── AVAILABLE DATA
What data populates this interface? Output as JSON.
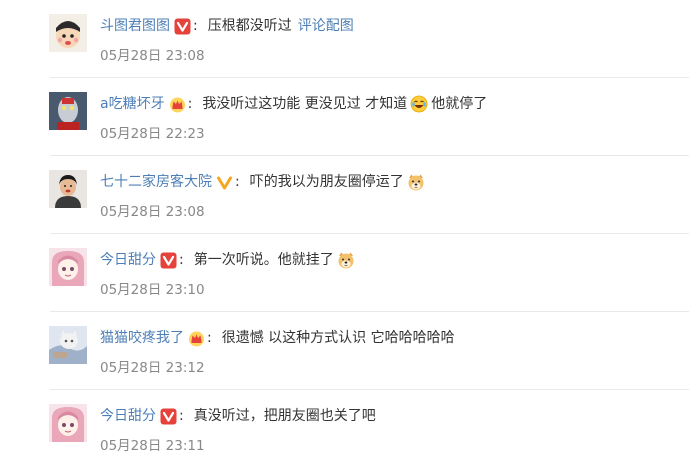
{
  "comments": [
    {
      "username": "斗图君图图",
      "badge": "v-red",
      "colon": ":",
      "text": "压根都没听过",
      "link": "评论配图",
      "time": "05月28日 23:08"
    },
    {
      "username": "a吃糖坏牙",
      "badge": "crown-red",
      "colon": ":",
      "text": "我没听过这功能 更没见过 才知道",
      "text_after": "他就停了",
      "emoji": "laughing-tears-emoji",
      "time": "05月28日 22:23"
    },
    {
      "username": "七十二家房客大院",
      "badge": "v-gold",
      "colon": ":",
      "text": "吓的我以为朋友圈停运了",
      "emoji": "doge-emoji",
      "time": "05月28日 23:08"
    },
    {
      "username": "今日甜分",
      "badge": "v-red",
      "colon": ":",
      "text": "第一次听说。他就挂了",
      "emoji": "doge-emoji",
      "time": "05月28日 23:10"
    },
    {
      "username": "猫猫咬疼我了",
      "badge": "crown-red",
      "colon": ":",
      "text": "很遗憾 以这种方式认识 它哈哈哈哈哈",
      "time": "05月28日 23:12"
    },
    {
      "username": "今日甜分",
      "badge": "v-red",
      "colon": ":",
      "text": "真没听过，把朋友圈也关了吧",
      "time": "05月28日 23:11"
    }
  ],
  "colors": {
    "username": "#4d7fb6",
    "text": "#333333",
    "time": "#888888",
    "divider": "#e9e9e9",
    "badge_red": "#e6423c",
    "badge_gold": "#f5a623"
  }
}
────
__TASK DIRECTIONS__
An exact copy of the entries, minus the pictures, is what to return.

__TASK SOLUTION__
What data populates this interface? Output as JSON.
{
  "comments": [
    {
      "username": "斗图君图图",
      "badge": "v-red",
      "colon": ":",
      "text": "压根都没听过",
      "link": "评论配图",
      "time": "05月28日 23:08"
    },
    {
      "username": "a吃糖坏牙",
      "badge": "crown-red",
      "colon": ":",
      "text": "我没听过这功能 更没见过 才知道",
      "text_after": "他就停了",
      "emoji": "laughing-tears-emoji",
      "time": "05月28日 22:23"
    },
    {
      "username": "七十二家房客大院",
      "badge": "v-gold",
      "colon": ":",
      "text": "吓的我以为朋友圈停运了",
      "emoji": "doge-emoji",
      "time": "05月28日 23:08"
    },
    {
      "username": "今日甜分",
      "badge": "v-red",
      "colon": ":",
      "text": "第一次听说。他就挂了",
      "emoji": "doge-emoji",
      "time": "05月28日 23:10"
    },
    {
      "username": "猫猫咬疼我了",
      "badge": "crown-red",
      "colon": ":",
      "text": "很遗憾 以这种方式认识 它哈哈哈哈哈",
      "time": "05月28日 23:12"
    },
    {
      "username": "今日甜分",
      "badge": "v-red",
      "colon": ":",
      "text": "真没听过，把朋友圈也关了吧",
      "time": "05月28日 23:11"
    }
  ],
  "colors": {
    "username": "#4d7fb6",
    "text": "#333333",
    "time": "#888888",
    "divider": "#e9e9e9",
    "badge_red": "#e6423c",
    "badge_gold": "#f5a623"
  }
}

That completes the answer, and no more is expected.